## Source material
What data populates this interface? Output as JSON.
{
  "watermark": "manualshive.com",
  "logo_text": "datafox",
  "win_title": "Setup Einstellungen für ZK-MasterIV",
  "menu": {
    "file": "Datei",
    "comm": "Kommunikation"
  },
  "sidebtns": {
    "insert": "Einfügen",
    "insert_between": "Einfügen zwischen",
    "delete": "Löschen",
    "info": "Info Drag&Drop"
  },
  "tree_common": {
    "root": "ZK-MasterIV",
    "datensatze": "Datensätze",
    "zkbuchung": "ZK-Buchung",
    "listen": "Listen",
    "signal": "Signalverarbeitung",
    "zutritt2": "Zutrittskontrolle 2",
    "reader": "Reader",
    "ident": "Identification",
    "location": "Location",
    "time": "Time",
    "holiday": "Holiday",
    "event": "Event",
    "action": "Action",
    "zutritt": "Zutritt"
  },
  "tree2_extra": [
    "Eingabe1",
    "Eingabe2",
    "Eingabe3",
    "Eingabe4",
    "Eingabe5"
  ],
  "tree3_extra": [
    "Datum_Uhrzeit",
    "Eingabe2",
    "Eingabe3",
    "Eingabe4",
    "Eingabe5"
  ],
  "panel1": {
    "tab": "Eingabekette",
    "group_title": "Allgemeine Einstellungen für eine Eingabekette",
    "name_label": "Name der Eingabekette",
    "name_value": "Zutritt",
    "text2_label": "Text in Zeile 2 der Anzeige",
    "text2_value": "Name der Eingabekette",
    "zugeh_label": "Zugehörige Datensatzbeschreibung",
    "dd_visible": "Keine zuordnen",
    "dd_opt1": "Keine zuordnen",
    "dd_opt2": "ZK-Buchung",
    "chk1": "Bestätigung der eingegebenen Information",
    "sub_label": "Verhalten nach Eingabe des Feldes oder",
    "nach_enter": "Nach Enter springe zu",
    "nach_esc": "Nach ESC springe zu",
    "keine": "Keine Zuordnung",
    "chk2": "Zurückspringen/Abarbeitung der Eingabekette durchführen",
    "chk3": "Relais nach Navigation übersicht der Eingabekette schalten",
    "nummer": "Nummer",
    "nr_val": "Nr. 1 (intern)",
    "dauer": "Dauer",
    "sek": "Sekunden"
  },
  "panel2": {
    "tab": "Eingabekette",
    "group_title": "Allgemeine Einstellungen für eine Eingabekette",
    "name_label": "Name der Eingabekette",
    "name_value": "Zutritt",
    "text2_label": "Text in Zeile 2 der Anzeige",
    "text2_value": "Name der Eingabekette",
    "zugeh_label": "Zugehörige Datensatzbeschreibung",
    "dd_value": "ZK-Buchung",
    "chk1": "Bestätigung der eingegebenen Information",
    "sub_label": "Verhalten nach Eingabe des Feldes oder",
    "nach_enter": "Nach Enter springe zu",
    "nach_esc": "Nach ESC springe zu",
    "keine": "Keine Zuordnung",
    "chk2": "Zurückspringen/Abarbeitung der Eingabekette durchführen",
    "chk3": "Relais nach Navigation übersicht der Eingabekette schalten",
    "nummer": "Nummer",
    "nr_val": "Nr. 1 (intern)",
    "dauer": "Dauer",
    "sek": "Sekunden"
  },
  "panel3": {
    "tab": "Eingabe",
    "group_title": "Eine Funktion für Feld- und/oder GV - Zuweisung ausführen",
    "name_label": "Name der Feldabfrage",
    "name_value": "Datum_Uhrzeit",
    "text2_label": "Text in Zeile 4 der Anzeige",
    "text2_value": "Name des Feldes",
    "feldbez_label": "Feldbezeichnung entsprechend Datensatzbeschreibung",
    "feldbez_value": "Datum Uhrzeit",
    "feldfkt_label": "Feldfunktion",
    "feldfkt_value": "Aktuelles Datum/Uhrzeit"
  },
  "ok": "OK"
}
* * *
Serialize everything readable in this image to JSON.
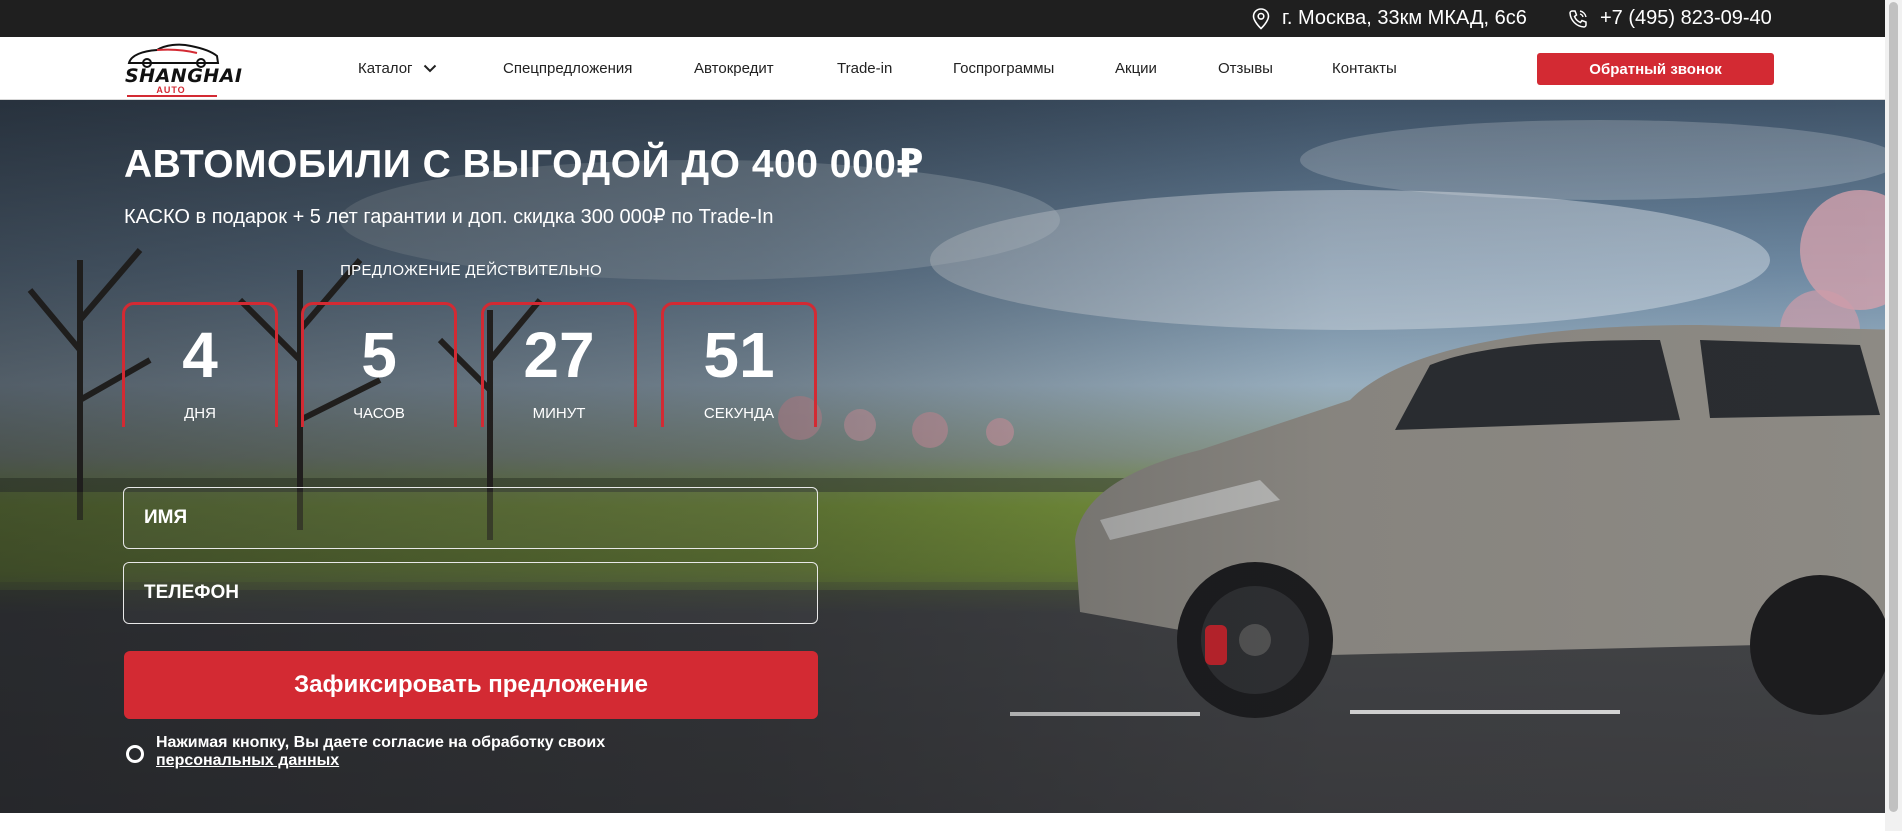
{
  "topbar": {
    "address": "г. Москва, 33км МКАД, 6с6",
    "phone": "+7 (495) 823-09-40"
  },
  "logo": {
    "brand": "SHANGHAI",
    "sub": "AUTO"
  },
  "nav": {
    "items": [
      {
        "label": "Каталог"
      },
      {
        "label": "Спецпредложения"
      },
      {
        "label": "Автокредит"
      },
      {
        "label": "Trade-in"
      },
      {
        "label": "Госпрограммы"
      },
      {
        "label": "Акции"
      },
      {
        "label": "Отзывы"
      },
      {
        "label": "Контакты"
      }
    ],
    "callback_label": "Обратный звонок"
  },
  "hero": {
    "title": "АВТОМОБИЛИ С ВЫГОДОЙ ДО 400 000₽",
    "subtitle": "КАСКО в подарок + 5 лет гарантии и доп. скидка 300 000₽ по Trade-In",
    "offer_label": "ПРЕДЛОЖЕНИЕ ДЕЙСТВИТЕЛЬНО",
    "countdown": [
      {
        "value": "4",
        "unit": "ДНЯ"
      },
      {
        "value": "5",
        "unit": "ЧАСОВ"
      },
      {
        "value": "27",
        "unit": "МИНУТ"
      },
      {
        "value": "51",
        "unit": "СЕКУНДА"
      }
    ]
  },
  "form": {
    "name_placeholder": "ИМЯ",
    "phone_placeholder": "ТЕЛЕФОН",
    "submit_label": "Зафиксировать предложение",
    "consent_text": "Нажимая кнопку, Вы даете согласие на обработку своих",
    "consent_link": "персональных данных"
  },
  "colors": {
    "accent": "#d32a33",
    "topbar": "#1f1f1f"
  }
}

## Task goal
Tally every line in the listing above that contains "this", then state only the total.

## The completed task
2